- _Input for this task_:
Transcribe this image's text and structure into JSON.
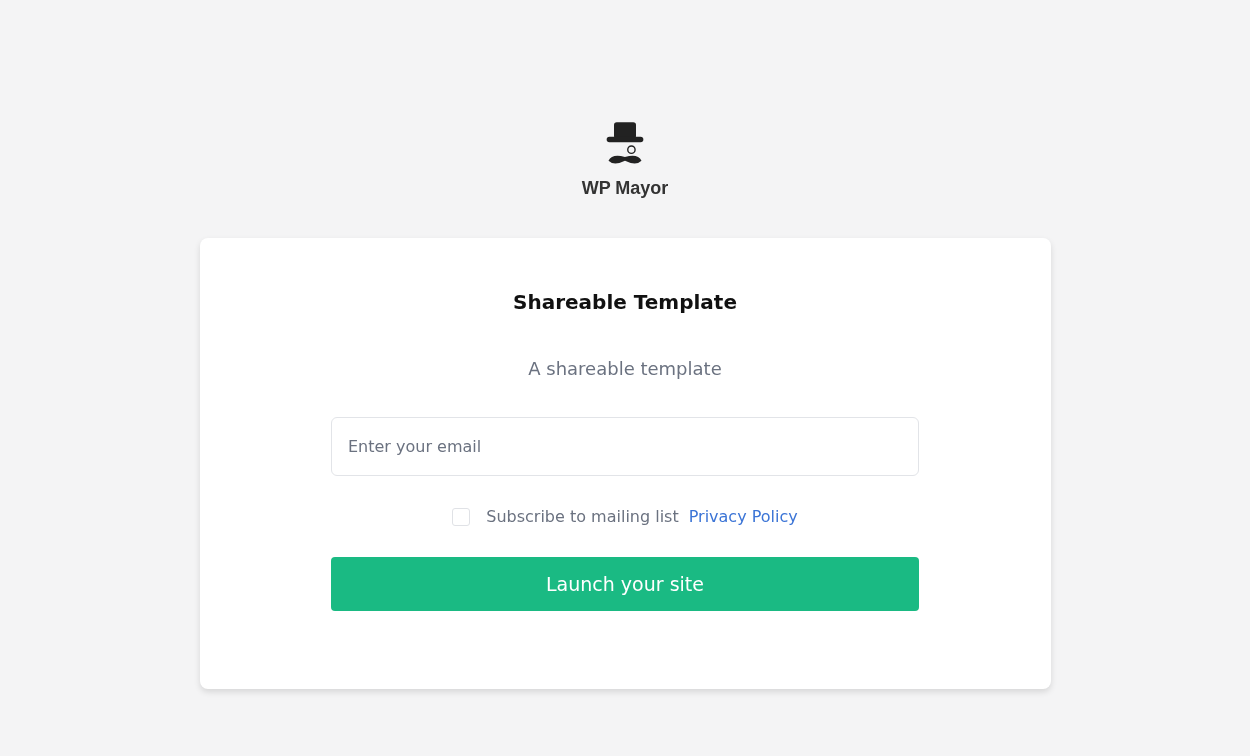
{
  "brand": {
    "name": "WP Mayor"
  },
  "card": {
    "title": "Shareable Template",
    "subtitle": "A shareable template",
    "email": {
      "placeholder": "Enter your email"
    },
    "subscribe": {
      "label": "Subscribe to mailing list",
      "checked": false,
      "link": "Privacy Policy"
    },
    "button": "Launch your site"
  }
}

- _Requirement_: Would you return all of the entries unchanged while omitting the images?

- _Output for this task_:
Transcribe this image's text and structure into JSON.
{
  "brand": {
    "name": "WP Mayor"
  },
  "card": {
    "title": "Shareable Template",
    "subtitle": "A shareable template",
    "email": {
      "placeholder": "Enter your email"
    },
    "subscribe": {
      "label": "Subscribe to mailing list",
      "checked": false,
      "link": "Privacy Policy"
    },
    "button": "Launch your site"
  }
}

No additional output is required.